By The Canadian Press on January 13, 2021.
Canada’s panel of vaccine experts is considering how to maximize COVID-19 protection with the current supply of vaccines as Ontario strives to administer the first dose in all of its nursing homes by the middle of next month.
The National Advisory Committee on Immunization says briefly delaying the second dose of a vaccine could allow more people to get a first dose sooner, though it stresses efforts should be made to follow the recommended schedules for administering the shots.
Prime Minister Justin Trudeau said yesterday that Canada has secured enough of the Pfizer-BioNTech and Moderna vaccines to immunize every Canadian who wants it by fall, but most won’t arrive until spring and summer.
The Ontario government, meanwhile, says it is stepping up immunizations in long-term care homes now that it has protocols in place to safely transport the Pfizer-BioNTech vaccine, which has strict storage requirements.
Long-term care has borne the brunt of the pandemic, accounting for more than 3,000 of the province’s more than 5,000 deaths from COVID-19.

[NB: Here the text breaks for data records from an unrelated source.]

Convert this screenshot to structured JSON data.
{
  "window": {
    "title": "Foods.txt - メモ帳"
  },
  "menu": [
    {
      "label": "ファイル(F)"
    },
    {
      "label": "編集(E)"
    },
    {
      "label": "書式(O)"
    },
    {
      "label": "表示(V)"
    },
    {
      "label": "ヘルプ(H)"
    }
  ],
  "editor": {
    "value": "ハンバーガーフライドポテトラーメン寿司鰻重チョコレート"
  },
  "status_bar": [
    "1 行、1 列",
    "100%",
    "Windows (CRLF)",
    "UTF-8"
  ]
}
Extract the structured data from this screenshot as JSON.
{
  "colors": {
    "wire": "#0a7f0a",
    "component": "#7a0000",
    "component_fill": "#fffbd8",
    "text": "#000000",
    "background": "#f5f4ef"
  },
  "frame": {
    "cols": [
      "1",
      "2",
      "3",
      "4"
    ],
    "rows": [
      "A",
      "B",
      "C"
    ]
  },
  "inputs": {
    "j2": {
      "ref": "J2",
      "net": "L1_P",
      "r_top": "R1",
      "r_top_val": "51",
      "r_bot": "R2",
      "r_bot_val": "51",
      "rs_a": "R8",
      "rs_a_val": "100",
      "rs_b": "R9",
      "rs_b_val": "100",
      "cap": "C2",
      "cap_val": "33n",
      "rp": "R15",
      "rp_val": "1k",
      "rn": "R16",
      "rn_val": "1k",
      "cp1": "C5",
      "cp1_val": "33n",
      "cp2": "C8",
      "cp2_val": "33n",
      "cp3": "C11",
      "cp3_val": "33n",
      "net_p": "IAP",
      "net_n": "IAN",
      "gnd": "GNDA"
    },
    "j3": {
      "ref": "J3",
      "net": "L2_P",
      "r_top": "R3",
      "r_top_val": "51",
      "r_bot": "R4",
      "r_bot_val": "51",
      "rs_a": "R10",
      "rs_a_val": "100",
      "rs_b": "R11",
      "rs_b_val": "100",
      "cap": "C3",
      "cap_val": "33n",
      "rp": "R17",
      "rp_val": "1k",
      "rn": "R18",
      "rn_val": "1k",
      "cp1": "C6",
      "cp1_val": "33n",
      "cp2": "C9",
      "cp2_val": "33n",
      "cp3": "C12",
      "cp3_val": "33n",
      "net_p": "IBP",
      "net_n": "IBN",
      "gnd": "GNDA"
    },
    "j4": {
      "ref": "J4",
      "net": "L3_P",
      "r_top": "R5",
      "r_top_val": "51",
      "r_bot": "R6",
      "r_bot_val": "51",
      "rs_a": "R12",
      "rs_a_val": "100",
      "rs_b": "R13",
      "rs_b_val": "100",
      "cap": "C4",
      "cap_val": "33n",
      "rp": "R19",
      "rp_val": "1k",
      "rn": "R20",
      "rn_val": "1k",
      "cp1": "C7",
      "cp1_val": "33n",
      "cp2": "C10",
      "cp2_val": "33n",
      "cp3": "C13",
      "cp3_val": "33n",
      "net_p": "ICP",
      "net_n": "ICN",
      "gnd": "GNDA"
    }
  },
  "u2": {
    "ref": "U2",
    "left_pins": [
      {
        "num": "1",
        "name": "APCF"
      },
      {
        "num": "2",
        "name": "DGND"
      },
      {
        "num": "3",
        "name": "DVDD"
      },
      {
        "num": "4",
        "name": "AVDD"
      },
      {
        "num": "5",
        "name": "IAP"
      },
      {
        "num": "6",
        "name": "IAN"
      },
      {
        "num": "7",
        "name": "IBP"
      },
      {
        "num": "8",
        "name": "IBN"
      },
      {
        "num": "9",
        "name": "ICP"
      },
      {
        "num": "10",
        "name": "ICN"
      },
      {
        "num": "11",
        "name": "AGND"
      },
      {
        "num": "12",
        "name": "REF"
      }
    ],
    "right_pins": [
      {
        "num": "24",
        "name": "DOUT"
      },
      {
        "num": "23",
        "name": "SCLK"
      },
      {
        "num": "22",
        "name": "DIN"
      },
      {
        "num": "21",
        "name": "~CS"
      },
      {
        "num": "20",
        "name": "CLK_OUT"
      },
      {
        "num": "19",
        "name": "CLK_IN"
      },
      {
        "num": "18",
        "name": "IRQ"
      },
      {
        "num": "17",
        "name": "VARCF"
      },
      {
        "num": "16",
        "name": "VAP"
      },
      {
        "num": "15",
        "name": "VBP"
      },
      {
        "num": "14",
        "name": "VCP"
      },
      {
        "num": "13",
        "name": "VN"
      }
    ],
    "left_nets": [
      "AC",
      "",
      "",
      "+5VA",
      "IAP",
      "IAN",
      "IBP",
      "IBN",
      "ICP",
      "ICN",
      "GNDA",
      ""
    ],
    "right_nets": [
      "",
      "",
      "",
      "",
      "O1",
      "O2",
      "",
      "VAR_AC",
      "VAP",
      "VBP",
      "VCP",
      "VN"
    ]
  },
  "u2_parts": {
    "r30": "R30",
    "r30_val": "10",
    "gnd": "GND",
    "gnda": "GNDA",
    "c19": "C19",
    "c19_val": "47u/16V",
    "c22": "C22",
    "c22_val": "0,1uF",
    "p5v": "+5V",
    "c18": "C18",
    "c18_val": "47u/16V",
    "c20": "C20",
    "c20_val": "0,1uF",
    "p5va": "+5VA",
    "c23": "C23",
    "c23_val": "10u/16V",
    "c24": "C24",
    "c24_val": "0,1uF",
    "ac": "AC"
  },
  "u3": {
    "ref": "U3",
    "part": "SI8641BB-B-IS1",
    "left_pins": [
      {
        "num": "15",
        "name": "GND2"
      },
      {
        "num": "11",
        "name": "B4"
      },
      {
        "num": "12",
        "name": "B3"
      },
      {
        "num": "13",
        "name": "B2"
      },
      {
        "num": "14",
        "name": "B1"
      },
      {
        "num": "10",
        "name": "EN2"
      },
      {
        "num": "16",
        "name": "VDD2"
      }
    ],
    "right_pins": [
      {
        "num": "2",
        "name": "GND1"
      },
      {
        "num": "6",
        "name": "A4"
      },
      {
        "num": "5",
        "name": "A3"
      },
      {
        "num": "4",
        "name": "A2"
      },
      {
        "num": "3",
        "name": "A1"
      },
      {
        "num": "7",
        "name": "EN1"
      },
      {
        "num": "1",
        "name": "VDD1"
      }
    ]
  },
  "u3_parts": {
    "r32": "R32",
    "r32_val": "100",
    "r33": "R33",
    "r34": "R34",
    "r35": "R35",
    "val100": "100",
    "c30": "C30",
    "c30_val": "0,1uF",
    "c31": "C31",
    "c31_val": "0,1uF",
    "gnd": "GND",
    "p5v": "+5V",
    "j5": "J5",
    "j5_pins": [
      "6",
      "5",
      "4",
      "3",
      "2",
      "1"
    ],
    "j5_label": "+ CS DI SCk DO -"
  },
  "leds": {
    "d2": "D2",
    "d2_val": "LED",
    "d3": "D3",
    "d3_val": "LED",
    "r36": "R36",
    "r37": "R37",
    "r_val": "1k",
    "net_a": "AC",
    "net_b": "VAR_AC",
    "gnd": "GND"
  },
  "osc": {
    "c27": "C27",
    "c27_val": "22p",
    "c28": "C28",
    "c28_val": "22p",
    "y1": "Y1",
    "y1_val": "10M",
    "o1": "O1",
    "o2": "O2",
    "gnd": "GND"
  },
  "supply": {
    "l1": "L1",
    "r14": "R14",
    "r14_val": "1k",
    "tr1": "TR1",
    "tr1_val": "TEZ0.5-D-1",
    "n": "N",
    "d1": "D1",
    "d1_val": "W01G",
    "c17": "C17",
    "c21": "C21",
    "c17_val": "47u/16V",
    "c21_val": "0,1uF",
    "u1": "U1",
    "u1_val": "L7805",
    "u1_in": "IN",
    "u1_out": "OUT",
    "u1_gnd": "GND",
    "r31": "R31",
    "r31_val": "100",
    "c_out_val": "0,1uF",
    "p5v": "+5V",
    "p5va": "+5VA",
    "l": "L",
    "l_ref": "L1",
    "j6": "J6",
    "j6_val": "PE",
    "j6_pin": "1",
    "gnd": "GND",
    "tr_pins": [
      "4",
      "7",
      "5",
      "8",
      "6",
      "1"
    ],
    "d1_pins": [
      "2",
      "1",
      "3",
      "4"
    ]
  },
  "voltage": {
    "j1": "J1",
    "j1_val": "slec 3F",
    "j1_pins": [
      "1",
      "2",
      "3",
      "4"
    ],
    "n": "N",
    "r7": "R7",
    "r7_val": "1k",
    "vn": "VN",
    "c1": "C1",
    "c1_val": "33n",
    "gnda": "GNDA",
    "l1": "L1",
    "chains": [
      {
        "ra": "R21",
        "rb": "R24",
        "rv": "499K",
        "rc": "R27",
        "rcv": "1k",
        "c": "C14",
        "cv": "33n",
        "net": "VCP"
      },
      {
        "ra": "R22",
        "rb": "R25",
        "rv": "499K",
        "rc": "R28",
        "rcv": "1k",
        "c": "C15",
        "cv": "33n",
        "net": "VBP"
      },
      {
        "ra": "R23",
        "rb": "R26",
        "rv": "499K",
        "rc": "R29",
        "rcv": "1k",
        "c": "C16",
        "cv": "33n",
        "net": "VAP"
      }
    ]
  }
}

The province reported 74 more deaths from the virus today, and 2,961 new infections. It also said more than 11,000 vaccines have been administered since its last daily report.
An order requiring Ontario residents to stay home except for essential activities is set to take effect at midnight, one of several measures the government announced Tuesday as new projections showed its health-care system is on the brink of being overwhelmed.
In Quebec, where officials have implemented a curfew in an effort to reduce the strain on health care, 2,071 new cases of COVID-19 were recorded today. Thirty-five more deaths were also reported.
The province says it administered 7,855 doses of the vaccine yesterday, for a total of 107,365.
This report by The Canadian Press was first published Jan. 13, 2021.